eople are very busy — raising families, learning and studying, building careers. We’re busy with extended family, friends, and community. Most people have no time to breathe. Usually this means that they have no time for themselves, no time to unwind, relax, or recharge. But sometimes, this phrase can be understood literally: We have no time to breathe.

“My blood pressure was climbing through the roof, so my doctor told me I had to make some lifestyle changes. He referred me to a clinic that teaches mindfulness meditation. ‘You need to relax,’ he said, ‘before something bad happens to you.’ I was scared, so I followed his advice and signed up for a 12-week meditation course. It was the best thing ever!

“During those weeks I felt like I had a new lease on life. I slept better, was happier, and felt less stressed. My family noticed a dramatic change, and they were thrilled. I was sad when the course was over. Of course, I had learned all I really needed to know to maintain a healthier, heart-wise lifestyle, and I was determined to keep meditating. And for the first couple months after the course, I did.

“But then, you know how it is, the Yamim Tovim came, I had to work extra hours, and I was crazy busy with everything. I told myself I would get back into it once everything settled down. But who was I kidding? Life never really settles down. I’ve meditated maybe twice in the past four months. And I’m starting to feel the old stress come back….”

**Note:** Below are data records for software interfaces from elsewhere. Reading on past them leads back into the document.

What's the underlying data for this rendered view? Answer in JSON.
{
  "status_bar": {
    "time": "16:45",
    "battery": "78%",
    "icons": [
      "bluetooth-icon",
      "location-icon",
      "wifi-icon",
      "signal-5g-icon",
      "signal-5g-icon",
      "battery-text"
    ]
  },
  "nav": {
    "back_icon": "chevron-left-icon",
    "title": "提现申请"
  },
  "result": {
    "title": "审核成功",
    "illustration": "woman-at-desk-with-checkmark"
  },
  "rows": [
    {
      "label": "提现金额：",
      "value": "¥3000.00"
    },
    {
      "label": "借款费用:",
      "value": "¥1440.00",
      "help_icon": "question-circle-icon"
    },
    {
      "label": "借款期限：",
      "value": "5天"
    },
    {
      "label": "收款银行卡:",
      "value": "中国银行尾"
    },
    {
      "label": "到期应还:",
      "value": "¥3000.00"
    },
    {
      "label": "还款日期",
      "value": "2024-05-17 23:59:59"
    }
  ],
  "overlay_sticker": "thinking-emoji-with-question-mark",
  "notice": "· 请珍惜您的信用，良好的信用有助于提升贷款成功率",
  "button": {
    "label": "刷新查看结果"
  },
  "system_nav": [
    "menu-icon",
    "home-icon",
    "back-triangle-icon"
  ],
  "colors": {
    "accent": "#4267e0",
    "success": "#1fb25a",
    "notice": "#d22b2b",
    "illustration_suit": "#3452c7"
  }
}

This woman learned a powerful technique for maintaining wellbeing, but she was simply too busy to use it. The truth is, that many stress-reduction clinics often teach time-consuming meditation and relaxation practices. Participants in these groups may spend an hour or so at each class learning how to relax tense muscles, breathe deep belly breaths, and quiet their noisy, stress-laden minds.


Just Three Minutes

While these classes feel great, participants understandably find it very difficult to maintain such a time-consuming practice in everyday life. That’s why I prefer the equally powerful but minimally demanding practice of HeartMath. This stress-reduction breath-based practice can be accomplished in three minutes a day. Even a minute of practice will be worthwhile. Moreover, HeartMath provides technology that allows clients to actually see the way their heart is reacting to stress — and the dramatic improvement reached after just a couple of minutes of heart-based breathing.

Funny thing, though: Even though this technique takes almost no time at all, many people “forget” to practice it on a daily basis. It turns out that many are just too busy — or too wound up — to take even a couple of minutes to reset their nervous system. They drink coffee to calm down.


The Danger of Stress

There are plenty of reasons why people don’t want to pause, including, but not limited to, the difficulty of learning and applying new strategies, the need to “keep moving,” the fear and discomfort of permitting negative feelings to rise to the surface of consciousness, and the human tendency to maintain the status quo.

We’ve got to get over all this, however, for an equally long list of reasons. First and foremost, self-neglect becomes neglect of loved ones. A person who allows stress to build relentlessly will inevitably be unpleasant and unhealthy.

Being snappy and irritable is the least of the consequences of driving oneself into the ground — literally driving oneself into the ground, facing illness and even death, are very real possible consequences of ongoing lack of quiet time for the nervous system. Anxiety, mood disorders, addictions, headaches, stomach aches, back aches, skin disorders, heart disease, cancer, and many other illnesses have been found to occur more often among those with poorly managed stress.

Self-induced emotional or physical impairment is a form of abandonment; your spouse and children need you to be here, be well, and be nice. Show your loved ones that you care about them by guarding your wellbeing (which is also a mitzvah).

It’s worth devoting those few minutes each day to your mental and physical wellbeing. This will give you more energy, more motivation, improved mood, better performance, enhanced concentration, better relationships, and better health. And funnily enough, due to your increased efficiency — you’ll have more time! (Originally featured in Family First, Issue 613)